- _TASK INSTRUCTIONS_
Scan the following data for lines with "this" and state how many there are, as a number only.

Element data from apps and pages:

▼▼▼

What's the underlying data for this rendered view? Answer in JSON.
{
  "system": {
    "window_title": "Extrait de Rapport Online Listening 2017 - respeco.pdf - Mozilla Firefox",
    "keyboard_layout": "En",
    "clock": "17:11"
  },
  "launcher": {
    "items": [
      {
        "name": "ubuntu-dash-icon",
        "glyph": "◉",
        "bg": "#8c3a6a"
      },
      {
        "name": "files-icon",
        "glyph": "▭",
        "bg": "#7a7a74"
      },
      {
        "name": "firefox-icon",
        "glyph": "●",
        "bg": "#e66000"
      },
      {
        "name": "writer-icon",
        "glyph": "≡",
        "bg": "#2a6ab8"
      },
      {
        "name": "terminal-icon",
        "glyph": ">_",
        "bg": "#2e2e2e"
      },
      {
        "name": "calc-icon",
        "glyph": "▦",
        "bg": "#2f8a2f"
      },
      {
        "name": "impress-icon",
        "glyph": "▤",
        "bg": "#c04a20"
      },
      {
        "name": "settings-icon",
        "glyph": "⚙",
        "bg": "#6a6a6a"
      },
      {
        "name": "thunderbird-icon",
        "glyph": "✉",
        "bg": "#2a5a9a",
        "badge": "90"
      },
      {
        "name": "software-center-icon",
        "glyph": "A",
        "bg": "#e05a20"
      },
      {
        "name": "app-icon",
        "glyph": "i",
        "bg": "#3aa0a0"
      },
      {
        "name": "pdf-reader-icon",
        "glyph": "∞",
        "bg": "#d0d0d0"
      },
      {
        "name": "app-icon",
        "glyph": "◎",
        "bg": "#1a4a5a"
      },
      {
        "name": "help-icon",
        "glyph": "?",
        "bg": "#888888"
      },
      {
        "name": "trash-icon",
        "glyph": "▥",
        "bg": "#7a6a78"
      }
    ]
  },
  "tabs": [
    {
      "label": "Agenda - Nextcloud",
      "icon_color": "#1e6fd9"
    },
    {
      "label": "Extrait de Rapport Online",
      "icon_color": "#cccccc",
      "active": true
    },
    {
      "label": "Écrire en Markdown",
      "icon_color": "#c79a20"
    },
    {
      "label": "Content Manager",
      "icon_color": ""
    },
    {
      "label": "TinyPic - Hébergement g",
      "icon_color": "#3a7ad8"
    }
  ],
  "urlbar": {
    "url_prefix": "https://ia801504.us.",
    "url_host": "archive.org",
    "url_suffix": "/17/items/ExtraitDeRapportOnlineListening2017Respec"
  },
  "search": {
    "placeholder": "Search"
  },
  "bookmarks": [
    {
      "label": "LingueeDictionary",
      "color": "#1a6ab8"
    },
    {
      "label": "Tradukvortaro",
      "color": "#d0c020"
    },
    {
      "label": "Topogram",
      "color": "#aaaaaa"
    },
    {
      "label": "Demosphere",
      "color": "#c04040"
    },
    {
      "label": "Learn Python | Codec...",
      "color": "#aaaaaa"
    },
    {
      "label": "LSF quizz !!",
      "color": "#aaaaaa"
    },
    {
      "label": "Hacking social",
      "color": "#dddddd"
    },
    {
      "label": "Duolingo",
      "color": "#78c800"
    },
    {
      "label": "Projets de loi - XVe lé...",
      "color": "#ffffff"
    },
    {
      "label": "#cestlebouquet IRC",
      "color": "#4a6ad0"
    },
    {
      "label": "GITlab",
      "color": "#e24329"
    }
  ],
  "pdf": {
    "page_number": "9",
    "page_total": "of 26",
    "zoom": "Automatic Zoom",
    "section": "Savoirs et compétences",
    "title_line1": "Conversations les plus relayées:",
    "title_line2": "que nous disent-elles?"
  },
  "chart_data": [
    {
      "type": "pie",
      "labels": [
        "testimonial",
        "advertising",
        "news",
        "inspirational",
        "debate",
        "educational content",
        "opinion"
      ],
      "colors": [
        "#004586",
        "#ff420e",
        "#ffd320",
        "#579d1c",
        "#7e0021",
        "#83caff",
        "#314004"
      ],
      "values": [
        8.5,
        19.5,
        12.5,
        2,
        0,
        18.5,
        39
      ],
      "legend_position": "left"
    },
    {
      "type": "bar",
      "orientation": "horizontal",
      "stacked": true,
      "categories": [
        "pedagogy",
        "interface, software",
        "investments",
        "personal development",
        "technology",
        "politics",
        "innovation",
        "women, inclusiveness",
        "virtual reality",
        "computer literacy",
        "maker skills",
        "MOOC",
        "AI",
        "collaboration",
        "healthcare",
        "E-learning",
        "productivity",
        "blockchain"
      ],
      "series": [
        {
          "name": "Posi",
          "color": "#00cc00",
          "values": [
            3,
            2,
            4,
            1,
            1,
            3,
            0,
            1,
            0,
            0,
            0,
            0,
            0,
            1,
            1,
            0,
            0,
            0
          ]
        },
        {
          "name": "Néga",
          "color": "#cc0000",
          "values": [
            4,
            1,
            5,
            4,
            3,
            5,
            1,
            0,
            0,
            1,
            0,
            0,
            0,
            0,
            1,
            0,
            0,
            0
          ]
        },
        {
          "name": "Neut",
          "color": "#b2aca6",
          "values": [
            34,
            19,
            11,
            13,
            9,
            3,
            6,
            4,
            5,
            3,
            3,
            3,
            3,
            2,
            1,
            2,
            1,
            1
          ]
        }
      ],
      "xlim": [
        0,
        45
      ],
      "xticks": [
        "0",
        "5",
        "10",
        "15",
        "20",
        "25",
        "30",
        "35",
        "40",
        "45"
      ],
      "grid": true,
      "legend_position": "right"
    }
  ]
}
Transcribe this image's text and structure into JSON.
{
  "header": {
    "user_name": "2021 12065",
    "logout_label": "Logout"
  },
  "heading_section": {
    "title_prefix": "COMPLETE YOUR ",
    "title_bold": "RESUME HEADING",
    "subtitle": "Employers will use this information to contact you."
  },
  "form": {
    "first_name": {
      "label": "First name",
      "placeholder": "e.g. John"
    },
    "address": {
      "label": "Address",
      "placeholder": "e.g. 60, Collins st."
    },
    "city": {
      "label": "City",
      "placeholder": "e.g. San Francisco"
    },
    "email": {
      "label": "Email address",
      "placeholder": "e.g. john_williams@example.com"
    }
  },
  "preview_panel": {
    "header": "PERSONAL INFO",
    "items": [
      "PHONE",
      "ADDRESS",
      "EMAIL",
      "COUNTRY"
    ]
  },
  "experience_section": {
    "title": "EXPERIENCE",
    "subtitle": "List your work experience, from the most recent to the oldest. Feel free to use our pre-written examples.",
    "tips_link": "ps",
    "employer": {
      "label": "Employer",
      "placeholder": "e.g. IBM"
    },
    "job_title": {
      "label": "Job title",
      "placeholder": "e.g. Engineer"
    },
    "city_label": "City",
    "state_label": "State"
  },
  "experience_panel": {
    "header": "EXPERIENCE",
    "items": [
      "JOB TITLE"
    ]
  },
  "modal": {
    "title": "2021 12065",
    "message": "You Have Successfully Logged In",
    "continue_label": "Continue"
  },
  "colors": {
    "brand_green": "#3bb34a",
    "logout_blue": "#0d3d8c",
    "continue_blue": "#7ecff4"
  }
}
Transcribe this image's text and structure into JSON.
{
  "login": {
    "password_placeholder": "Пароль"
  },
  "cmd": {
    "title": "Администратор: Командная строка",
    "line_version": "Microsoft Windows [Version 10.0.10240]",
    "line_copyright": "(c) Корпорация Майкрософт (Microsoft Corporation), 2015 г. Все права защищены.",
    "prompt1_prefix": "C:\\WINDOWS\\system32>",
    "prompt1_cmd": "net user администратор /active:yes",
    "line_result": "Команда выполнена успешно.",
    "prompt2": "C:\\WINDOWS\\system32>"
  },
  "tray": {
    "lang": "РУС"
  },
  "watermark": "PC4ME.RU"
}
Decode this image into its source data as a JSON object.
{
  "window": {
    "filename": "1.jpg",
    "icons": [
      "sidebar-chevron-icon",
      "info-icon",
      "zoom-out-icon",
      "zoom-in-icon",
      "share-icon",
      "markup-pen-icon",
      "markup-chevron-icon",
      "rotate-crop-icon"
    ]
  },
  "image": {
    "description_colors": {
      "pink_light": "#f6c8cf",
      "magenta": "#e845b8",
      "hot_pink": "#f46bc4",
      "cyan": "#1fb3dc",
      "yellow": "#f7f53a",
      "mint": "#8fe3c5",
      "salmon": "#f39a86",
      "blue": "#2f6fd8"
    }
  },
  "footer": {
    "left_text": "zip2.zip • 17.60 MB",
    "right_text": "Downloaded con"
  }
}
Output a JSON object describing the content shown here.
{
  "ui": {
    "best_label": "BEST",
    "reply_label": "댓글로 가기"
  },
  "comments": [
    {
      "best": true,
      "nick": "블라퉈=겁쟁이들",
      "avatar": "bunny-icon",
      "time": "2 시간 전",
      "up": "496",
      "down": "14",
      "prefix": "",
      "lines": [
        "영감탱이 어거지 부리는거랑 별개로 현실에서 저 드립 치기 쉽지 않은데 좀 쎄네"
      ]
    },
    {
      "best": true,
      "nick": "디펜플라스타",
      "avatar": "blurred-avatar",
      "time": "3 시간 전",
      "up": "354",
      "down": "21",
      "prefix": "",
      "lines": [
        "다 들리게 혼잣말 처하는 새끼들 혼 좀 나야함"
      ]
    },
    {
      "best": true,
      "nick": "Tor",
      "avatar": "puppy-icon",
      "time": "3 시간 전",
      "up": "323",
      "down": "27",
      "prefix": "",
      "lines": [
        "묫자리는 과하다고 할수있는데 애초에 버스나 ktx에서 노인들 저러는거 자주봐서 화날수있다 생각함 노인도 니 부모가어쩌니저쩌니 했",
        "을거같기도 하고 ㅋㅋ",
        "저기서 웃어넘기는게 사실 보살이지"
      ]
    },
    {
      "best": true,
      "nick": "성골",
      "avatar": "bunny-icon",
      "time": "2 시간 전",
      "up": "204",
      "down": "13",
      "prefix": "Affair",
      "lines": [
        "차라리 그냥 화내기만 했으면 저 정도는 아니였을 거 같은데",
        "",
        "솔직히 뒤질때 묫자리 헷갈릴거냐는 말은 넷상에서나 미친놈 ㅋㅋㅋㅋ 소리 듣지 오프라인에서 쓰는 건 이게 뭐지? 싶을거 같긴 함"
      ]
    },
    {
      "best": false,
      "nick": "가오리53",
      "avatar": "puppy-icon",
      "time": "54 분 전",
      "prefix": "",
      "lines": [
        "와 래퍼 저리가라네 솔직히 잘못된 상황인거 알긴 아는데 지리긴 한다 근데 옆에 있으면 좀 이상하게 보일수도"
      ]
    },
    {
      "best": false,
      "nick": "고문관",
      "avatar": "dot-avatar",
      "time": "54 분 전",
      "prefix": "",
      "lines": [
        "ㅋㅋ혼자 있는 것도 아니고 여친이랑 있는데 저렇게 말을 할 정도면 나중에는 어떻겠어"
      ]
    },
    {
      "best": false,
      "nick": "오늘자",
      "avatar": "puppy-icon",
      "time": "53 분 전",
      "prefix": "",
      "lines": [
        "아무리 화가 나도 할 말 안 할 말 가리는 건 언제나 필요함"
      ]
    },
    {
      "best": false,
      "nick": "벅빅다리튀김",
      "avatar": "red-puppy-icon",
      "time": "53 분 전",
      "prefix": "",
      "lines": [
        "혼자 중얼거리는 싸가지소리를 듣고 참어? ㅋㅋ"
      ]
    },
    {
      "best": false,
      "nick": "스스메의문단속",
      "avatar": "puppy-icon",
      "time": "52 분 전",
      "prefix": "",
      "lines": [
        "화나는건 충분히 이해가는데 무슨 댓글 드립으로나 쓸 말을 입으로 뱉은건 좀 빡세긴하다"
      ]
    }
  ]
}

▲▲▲

- _EXERCISE RESPONSE_
5